So, I just let it sit. But it didn’t just sit. It was a project that was near completion. It constantly etched its title across my brain. This wasn’t that long ago, by the way. Everything I’m writing here, I use each day to achieve anything I put my mind to.
I oftentimes re-read books that have had an impact my life. One day I skimmed the notes of one of these books and came across a section that inspired the next thought — and said it out loud, which gave it transformational power:
I must be unattached to the outcome when faced with a decision to act.
I said it out loud again and then put it in my phone as a recurring note.
I was proud that I wrote the fiction book and just let go of the thoughts of what it would look like to others. It was a fun exercise, and my kids were a major factor in its completion. But that’s just it: It wasn’t complete, and that bothered me. I used all the knowledge and creativity I had available to write the book and was left with the next step in the process: I had to find others to help me achieve this goal.
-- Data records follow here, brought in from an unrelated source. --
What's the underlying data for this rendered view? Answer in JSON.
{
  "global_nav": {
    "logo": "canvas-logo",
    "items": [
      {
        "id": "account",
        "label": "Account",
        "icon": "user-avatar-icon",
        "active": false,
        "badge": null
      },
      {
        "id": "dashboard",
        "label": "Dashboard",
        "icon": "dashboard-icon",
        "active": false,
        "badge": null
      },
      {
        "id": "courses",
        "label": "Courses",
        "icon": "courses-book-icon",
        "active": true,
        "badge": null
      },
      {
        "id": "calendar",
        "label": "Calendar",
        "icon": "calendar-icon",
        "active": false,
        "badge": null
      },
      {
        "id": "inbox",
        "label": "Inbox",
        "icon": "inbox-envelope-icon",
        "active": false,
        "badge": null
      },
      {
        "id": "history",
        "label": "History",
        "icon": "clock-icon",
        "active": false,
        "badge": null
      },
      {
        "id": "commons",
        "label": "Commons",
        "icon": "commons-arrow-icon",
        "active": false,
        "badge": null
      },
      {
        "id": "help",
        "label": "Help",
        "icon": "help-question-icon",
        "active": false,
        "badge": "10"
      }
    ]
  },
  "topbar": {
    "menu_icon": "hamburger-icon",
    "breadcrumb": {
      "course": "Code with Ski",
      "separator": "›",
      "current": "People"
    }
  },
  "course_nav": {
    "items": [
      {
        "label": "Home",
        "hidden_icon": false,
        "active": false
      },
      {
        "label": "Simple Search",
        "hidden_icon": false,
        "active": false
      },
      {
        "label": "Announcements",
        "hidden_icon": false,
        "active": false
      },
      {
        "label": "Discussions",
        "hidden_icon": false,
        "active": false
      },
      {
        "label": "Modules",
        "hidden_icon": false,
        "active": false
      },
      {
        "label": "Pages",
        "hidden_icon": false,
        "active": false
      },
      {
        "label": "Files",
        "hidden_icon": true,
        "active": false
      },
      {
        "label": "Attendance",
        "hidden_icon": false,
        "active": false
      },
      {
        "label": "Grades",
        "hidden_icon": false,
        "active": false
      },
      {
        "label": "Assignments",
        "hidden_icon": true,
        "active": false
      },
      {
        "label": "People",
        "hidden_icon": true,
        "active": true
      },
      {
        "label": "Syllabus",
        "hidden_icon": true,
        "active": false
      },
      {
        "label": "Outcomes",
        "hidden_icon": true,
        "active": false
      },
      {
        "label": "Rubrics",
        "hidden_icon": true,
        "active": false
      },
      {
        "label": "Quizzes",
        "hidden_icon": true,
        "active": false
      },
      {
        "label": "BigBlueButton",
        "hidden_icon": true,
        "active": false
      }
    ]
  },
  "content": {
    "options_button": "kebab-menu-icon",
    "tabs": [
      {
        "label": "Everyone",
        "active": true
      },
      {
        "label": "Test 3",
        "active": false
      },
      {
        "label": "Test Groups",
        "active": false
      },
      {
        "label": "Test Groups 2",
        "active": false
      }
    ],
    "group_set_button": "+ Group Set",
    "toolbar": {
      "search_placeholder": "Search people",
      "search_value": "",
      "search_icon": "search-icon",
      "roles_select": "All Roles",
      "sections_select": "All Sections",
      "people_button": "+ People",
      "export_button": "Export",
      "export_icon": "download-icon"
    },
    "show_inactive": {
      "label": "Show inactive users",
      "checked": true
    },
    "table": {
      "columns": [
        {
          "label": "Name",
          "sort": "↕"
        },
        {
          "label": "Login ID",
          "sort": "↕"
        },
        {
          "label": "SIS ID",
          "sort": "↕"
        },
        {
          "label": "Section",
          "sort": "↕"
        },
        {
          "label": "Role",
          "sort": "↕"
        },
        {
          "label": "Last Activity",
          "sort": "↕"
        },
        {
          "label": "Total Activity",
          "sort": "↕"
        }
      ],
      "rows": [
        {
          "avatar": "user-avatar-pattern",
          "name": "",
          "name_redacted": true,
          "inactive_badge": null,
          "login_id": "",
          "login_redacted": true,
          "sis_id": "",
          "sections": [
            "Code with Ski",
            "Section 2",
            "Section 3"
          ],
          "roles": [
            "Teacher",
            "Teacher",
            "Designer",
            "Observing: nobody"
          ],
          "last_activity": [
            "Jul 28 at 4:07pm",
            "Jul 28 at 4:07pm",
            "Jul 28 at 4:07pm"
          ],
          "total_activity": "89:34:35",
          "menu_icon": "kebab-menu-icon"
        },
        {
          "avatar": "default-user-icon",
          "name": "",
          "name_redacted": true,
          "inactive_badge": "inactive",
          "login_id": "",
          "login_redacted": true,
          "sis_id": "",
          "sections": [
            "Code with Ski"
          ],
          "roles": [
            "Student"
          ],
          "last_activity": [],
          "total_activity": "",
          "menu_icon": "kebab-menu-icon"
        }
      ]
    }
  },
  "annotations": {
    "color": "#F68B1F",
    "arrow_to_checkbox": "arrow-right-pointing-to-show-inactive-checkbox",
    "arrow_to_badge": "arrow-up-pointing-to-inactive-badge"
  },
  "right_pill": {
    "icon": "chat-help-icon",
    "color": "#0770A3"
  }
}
The next steps after writing a satisfactory draft of any book go in this order: After close friends and/or family read the book at an alpha reader level, send the manuscript to a group of trusted beta readers who are interested in your genre. There are many websites, social groups, and critique sites for this part. Just get to know your beta readers, and you’ll quickly develop a level of trust and security that they will provide you with quality work. Oftentimes, they will expect you to return the favor. This group will hopefully give you honest feedback that you can use to create following drafts.
My beta readers’ critiques empowered me to transform my fiction book, which I thought was pretty good at the time, into two books that I have a hard time putting down. I was so happy I didn’t stop the process. It would have been embarrassing to release the original draft. In fact, one of my beta readers was so blunt that I was ashamed of writing it. I felt like I had no business writing. She was the best of them all. With her comments, I was on the edge of scrapping the work. But you know? Without her blunt honesty, I would have seriously regretted letting anyone I cared about read it.
On that note, a different beta reader made me have the same thoughts of scrapping the Achieve book. She used these words and phrases: misdirected, disconnected, didn’t speak to me, I wasn’t able to connect the dots, confusing, and unclear, among others. I could have said, “This book is shit” and forgotten about it. Instead, I felt strongly that someone needs to hear what I have to say in the unique way I say it. I took her valuable comments and transformed the book into a version that has received great reviews.
I’m thankful I continued with both projects and will forever reach out to these two for advice, feedback, and consulting on future projects related to their field of expertise. That’s because once you find precious people who can help you reach your goal, you always want them close to you.
I reveled in the success of the project that I effectively scrapped after I was nearly finished with it. The point of all of this was to explain that with an attitude to finish, any past project, no matter how old or unrelated to your area of expertise, can be revised into a current version and completed with the help of others who are experts in the area where you lack knowledge.
Ultimately, any success you have in achieving anything lies in your motivations. If your why is strong enough, then you will be successful in achieving anything. My why for the fiction books were my children. They inspired me to put in the effort, and I was driven to achieve an entertaining story they would enjoy, regardless of my fear of what people would say.